*EXERCISE AIM:*
Please retype the listing below word for word and exclude its images.

*SOURCE DATA:*
______
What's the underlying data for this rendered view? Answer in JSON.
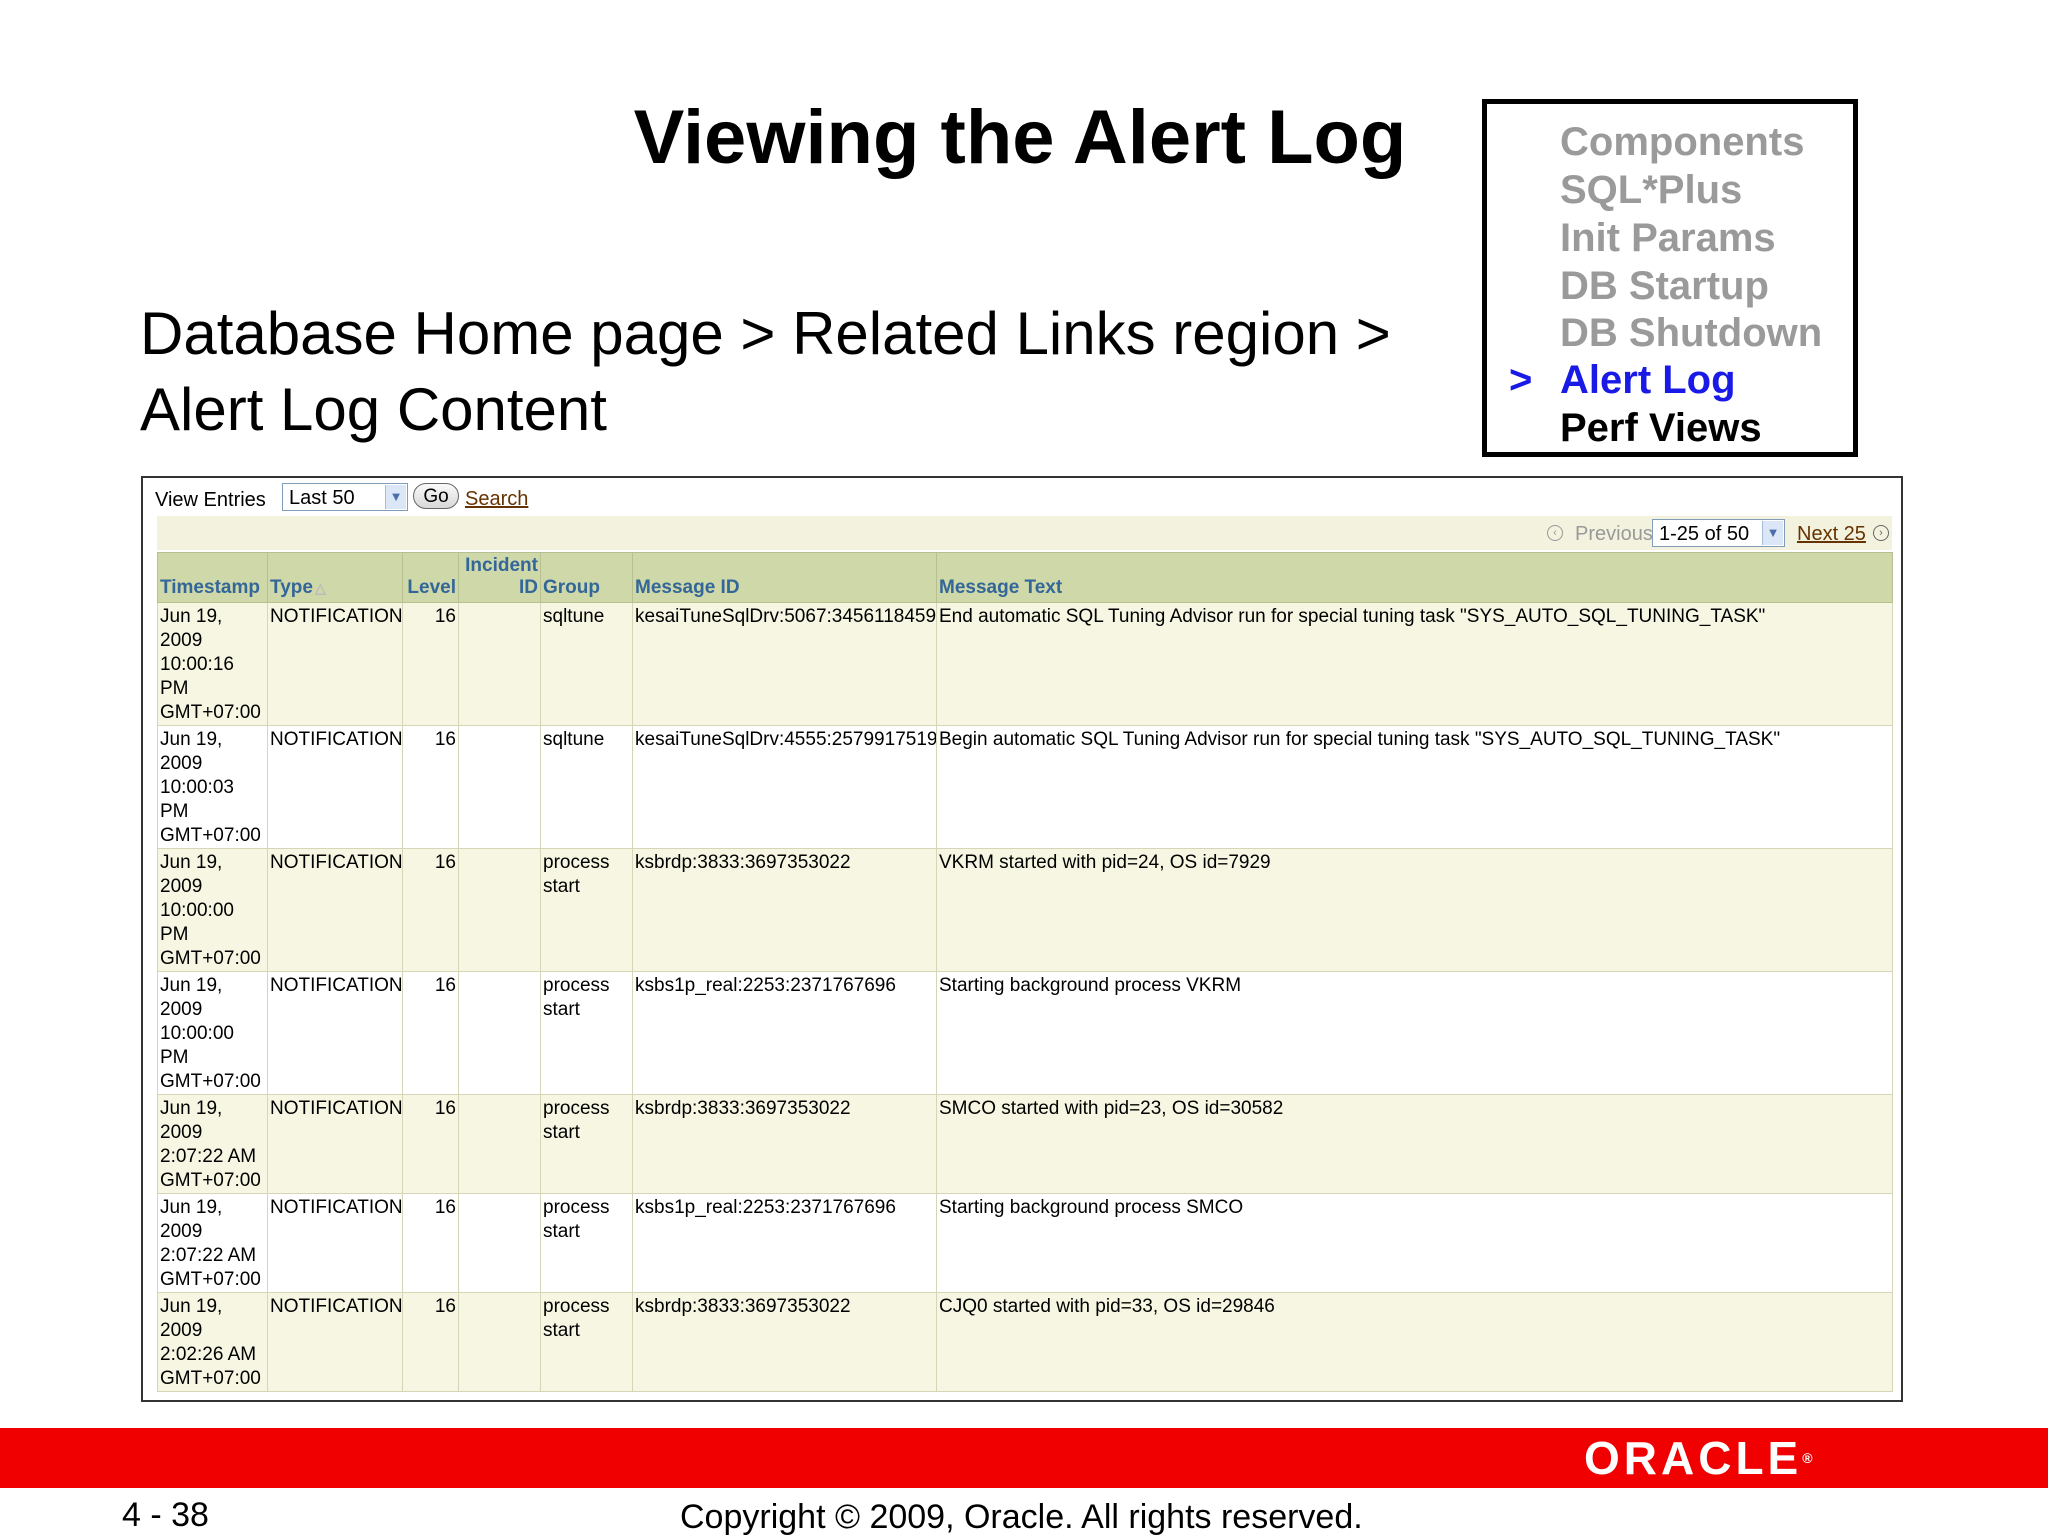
{
  "slide": {
    "title": "Viewing the Alert Log",
    "breadcrumb_line1": "Database Home page > Related Links region >",
    "breadcrumb_line2": "Alert Log Content",
    "topics": [
      "Components",
      "SQL*Plus",
      "Init Params",
      "DB Startup",
      "DB Shutdown",
      "Alert Log",
      "Perf Views"
    ],
    "active_topic": "Alert Log",
    "topic_marker": ">",
    "page_number": "4 - 38",
    "copyright": "Copyright © 2009, Oracle. All rights reserved.",
    "logo_text": "ORACLE"
  },
  "toolbar": {
    "view_entries_label": "View Entries",
    "view_entries_value": "Last 50",
    "go_label": "Go",
    "search_label": "Search"
  },
  "pagination": {
    "previous_label": "Previous",
    "range_value": "1-25 of 50",
    "next_label": "Next 25"
  },
  "table": {
    "headers": {
      "timestamp": "Timestamp",
      "type": "Type",
      "level": "Level",
      "incident_line1": "Incident",
      "incident_line2": "ID",
      "group": "Group",
      "message_id": "Message ID",
      "message_text": "Message Text"
    },
    "rows": [
      {
        "timestamp": "Jun 19, 2009 10:00:16 PM GMT+07:00",
        "type": "NOTIFICATION",
        "level": "16",
        "incident_id": "",
        "group": "sqltune",
        "message_id": "kesaiTuneSqlDrv:5067:3456118459",
        "message_text": "End automatic SQL Tuning Advisor run for special tuning task  \"SYS_AUTO_SQL_TUNING_TASK\""
      },
      {
        "timestamp": "Jun 19, 2009 10:00:03 PM GMT+07:00",
        "type": "NOTIFICATION",
        "level": "16",
        "incident_id": "",
        "group": "sqltune",
        "message_id": "kesaiTuneSqlDrv:4555:2579917519",
        "message_text": "Begin automatic SQL Tuning Advisor run for special tuning task  \"SYS_AUTO_SQL_TUNING_TASK\""
      },
      {
        "timestamp": "Jun 19, 2009 10:00:00 PM GMT+07:00",
        "type": "NOTIFICATION",
        "level": "16",
        "incident_id": "",
        "group": "process start",
        "message_id": "ksbrdp:3833:3697353022",
        "message_text": "VKRM started with pid=24, OS id=7929"
      },
      {
        "timestamp": "Jun 19, 2009 10:00:00 PM GMT+07:00",
        "type": "NOTIFICATION",
        "level": "16",
        "incident_id": "",
        "group": "process start",
        "message_id": "ksbs1p_real:2253:2371767696",
        "message_text": "Starting background process VKRM"
      },
      {
        "timestamp": "Jun 19, 2009 2:07:22 AM GMT+07:00",
        "type": "NOTIFICATION",
        "level": "16",
        "incident_id": "",
        "group": "process start",
        "message_id": "ksbrdp:3833:3697353022",
        "message_text": "SMCO started with pid=23, OS id=30582"
      },
      {
        "timestamp": "Jun 19, 2009 2:07:22 AM GMT+07:00",
        "type": "NOTIFICATION",
        "level": "16",
        "incident_id": "",
        "group": "process start",
        "message_id": "ksbs1p_real:2253:2371767696",
        "message_text": "Starting background process SMCO"
      },
      {
        "timestamp": "Jun 19, 2009 2:02:26 AM GMT+07:00",
        "type": "NOTIFICATION",
        "level": "16",
        "incident_id": "",
        "group": "process start",
        "message_id": "ksbrdp:3833:3697353022",
        "message_text": "CJQ0 started with pid=33, OS id=29846"
      }
    ]
  }
}
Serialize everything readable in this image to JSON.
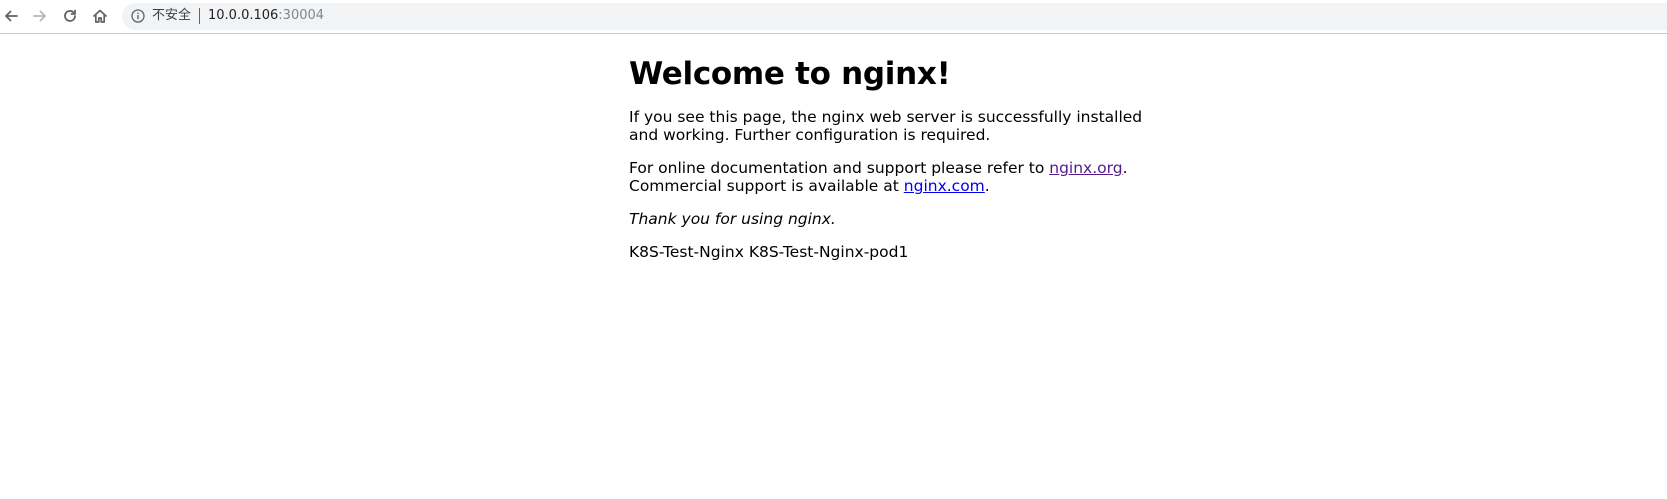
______
*WRITTEN RESPONSE:*
What's the underlying data for this rendered view? Answer in JSON.
{
  "slide": {
    "title": "Viewing the Alert Log",
    "breadcrumb_line1": "Database Home page > Related Links region >",
    "breadcrumb_line2": "Alert Log Content",
    "topics": [
      "Components",
      "SQL*Plus",
      "Init Params",
      "DB Startup",
      "DB Shutdown",
      "Alert Log",
      "Perf Views"
    ],
    "active_topic": "Alert Log",
    "topic_marker": ">",
    "page_number": "4 - 38",
    "copyright": "Copyright © 2009, Oracle. All rights reserved.",
    "logo_text": "ORACLE"
  },
  "toolbar": {
    "view_entries_label": "View Entries",
    "view_entries_value": "Last 50",
    "go_label": "Go",
    "search_label": "Search"
  },
  "pagination": {
    "previous_label": "Previous",
    "range_value": "1-25 of 50",
    "next_label": "Next 25"
  },
  "table": {
    "headers": {
      "timestamp": "Timestamp",
      "type": "Type",
      "level": "Level",
      "incident_line1": "Incident",
      "incident_line2": "ID",
      "group": "Group",
      "message_id": "Message ID",
      "message_text": "Message Text"
    },
    "rows": [
      {
        "timestamp": "Jun 19, 2009 10:00:16 PM GMT+07:00",
        "type": "NOTIFICATION",
        "level": "16",
        "incident_id": "",
        "group": "sqltune",
        "message_id": "kesaiTuneSqlDrv:5067:3456118459",
        "message_text": "End automatic SQL Tuning Advisor run for special tuning task  \"SYS_AUTO_SQL_TUNING_TASK\""
      },
      {
        "timestamp": "Jun 19, 2009 10:00:03 PM GMT+07:00",
        "type": "NOTIFICATION",
        "level": "16",
        "incident_id": "",
        "group": "sqltune",
        "message_id": "kesaiTuneSqlDrv:4555:2579917519",
        "message_text": "Begin automatic SQL Tuning Advisor run for special tuning task  \"SYS_AUTO_SQL_TUNING_TASK\""
      },
      {
        "timestamp": "Jun 19, 2009 10:00:00 PM GMT+07:00",
        "type": "NOTIFICATION",
        "level": "16",
        "incident_id": "",
        "group": "process start",
        "message_id": "ksbrdp:3833:3697353022",
        "message_text": "VKRM started with pid=24, OS id=7929"
      },
      {
        "timestamp": "Jun 19, 2009 10:00:00 PM GMT+07:00",
        "type": "NOTIFICATION",
        "level": "16",
        "incident_id": "",
        "group": "process start",
        "message_id": "ksbs1p_real:2253:2371767696",
        "message_text": "Starting background process VKRM"
      },
      {
        "timestamp": "Jun 19, 2009 2:07:22 AM GMT+07:00",
        "type": "NOTIFICATION",
        "level": "16",
        "incident_id": "",
        "group": "process start",
        "message_id": "ksbrdp:3833:3697353022",
        "message_text": "SMCO started with pid=23, OS id=30582"
      },
      {
        "timestamp": "Jun 19, 2009 2:07:22 AM GMT+07:00",
        "type": "NOTIFICATION",
        "level": "16",
        "incident_id": "",
        "group": "process start",
        "message_id": "ksbs1p_real:2253:2371767696",
        "message_text": "Starting background process SMCO"
      },
      {
        "timestamp": "Jun 19, 2009 2:02:26 AM GMT+07:00",
        "type": "NOTIFICATION",
        "level": "16",
        "incident_id": "",
        "group": "process start",
        "message_id": "ksbrdp:3833:3697353022",
        "message_text": "CJQ0 started with pid=33, OS id=29846"
      }
    ]
  }
}
Serialize everything readable in this image to JSON.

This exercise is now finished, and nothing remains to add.